• **TASK TO CARRY OUT**: From the data below, return each line in which the string "pepoyo" is found.

Stored data entries
Content starts

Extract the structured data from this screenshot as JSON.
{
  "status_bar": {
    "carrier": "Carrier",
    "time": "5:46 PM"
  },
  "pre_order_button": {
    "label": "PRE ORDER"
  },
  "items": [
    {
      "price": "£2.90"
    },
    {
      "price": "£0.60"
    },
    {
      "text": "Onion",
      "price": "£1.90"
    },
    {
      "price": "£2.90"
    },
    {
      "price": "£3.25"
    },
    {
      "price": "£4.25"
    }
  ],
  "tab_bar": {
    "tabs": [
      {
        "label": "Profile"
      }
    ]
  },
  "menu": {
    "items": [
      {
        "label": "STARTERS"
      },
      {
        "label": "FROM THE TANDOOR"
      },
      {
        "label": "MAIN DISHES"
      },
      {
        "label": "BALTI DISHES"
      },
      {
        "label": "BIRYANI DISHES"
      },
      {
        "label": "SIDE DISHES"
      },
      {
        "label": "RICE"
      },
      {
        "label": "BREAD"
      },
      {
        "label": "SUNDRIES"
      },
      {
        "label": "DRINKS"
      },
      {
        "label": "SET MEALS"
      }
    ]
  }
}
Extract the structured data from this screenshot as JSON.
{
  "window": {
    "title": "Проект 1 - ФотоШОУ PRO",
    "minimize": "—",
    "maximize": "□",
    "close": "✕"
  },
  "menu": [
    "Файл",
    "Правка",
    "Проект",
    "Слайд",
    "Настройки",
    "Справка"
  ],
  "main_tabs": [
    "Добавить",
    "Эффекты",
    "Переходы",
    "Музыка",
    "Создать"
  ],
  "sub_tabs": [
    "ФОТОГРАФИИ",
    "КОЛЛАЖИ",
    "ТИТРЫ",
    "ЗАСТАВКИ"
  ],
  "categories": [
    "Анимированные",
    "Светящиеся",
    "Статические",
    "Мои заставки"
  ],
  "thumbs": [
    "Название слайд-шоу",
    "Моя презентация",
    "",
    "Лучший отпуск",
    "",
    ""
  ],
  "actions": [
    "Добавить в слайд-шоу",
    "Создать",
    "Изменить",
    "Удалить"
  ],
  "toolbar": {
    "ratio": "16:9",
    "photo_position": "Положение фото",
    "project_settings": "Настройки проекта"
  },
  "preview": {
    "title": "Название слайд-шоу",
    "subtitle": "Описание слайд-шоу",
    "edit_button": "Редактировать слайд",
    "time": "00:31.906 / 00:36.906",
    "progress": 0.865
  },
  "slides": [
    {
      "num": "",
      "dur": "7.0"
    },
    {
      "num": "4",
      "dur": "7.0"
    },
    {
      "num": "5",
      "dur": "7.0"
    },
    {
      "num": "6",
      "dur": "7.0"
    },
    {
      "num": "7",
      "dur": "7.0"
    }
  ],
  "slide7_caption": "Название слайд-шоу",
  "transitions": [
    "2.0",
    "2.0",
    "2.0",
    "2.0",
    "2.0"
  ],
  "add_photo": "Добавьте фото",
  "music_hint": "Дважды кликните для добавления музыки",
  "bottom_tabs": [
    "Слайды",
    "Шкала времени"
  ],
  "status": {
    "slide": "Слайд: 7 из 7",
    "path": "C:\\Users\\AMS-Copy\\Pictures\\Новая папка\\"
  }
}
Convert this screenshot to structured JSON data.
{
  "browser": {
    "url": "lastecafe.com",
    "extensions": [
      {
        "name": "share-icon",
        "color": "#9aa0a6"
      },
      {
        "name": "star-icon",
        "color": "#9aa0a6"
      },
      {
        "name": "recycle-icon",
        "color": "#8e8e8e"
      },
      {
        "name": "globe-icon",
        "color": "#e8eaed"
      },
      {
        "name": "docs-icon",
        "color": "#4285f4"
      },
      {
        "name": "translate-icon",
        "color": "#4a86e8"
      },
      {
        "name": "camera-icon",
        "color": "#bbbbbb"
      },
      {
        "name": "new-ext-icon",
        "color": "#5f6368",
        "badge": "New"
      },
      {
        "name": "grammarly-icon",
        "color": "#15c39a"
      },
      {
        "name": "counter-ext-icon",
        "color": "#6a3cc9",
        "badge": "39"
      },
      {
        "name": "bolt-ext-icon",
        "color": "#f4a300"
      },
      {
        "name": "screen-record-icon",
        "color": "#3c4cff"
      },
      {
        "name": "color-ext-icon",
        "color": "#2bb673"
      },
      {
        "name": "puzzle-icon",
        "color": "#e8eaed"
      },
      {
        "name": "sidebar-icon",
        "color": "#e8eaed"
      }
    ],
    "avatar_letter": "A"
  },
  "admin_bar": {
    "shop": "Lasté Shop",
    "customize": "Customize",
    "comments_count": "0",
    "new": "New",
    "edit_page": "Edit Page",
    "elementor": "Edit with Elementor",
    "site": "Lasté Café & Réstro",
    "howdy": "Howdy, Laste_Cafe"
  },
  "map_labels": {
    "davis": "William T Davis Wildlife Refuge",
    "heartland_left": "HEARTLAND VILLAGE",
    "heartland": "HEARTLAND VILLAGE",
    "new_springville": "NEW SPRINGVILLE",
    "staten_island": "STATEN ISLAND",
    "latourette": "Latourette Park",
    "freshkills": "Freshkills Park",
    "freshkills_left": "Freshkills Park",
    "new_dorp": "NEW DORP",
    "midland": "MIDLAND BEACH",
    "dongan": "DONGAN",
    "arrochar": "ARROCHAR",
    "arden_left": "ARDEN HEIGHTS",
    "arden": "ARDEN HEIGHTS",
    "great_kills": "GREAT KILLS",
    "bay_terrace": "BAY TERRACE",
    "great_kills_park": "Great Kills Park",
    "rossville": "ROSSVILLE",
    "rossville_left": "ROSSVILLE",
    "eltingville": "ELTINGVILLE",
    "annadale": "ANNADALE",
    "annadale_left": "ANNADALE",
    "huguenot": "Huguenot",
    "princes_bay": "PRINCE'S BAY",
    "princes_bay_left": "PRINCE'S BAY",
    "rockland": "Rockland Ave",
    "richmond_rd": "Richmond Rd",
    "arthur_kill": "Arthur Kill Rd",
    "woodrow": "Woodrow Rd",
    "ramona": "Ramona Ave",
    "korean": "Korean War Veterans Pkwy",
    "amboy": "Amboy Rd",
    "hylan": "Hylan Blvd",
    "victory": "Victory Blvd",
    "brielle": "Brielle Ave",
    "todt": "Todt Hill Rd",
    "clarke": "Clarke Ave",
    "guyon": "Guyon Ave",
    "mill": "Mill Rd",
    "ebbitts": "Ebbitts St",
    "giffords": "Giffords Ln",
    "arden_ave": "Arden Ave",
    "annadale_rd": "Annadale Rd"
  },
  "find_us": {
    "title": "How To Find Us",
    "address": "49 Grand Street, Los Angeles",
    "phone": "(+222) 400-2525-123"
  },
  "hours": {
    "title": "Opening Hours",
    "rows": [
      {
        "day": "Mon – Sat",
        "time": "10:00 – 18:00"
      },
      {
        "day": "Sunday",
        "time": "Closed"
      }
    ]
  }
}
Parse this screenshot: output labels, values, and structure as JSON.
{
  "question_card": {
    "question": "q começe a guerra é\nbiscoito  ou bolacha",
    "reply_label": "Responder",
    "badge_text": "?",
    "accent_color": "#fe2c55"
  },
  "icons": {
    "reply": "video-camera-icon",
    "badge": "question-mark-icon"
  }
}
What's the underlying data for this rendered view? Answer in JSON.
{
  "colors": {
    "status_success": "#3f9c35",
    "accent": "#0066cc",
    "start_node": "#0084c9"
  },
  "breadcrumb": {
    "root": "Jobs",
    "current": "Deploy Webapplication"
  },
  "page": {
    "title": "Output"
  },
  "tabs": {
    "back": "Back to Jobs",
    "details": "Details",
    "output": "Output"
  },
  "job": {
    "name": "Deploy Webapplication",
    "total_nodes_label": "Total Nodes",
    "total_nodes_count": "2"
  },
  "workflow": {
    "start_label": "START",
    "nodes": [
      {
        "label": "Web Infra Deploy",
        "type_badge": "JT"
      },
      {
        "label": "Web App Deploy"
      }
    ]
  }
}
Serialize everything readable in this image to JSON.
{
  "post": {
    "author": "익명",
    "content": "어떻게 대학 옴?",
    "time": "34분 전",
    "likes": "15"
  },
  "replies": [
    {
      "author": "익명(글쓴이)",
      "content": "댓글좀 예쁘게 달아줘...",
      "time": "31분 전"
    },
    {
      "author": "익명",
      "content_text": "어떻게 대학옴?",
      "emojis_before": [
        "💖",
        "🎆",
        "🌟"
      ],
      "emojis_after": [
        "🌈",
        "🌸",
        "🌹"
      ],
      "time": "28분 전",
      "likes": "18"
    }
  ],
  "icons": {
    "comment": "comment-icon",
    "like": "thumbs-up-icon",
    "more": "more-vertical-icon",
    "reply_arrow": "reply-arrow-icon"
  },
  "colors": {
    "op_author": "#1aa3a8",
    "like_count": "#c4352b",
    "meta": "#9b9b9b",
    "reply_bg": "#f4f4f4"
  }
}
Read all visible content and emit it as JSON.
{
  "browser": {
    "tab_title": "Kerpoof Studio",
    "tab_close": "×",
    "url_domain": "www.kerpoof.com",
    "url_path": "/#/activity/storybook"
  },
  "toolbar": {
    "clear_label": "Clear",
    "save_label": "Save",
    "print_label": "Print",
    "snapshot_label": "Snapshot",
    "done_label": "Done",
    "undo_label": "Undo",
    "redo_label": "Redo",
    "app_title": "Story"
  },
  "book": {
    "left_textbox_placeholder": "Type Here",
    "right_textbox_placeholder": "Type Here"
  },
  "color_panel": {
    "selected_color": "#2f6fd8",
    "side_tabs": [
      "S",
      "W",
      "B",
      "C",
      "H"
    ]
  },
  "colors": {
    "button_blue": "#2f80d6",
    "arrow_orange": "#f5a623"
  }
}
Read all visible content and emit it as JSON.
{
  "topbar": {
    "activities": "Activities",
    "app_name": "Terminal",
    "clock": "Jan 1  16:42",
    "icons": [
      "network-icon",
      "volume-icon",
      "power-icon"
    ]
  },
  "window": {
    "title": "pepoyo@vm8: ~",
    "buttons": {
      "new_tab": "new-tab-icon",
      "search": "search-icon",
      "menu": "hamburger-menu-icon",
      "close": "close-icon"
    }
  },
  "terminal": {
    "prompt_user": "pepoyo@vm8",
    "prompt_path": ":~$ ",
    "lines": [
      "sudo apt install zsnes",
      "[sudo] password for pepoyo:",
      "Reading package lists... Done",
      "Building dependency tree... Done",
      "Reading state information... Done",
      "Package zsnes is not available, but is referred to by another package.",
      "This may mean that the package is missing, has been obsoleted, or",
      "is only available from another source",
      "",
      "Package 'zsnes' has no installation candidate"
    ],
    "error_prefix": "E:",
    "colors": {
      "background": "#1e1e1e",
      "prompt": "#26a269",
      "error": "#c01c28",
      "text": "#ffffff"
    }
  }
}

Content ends

• **ANSWER SPACE**:
    "title": "pepoyo@vm8: ~",
    "prompt_user": "pepoyo@vm8",
      "[sudo] password for pepoyo:",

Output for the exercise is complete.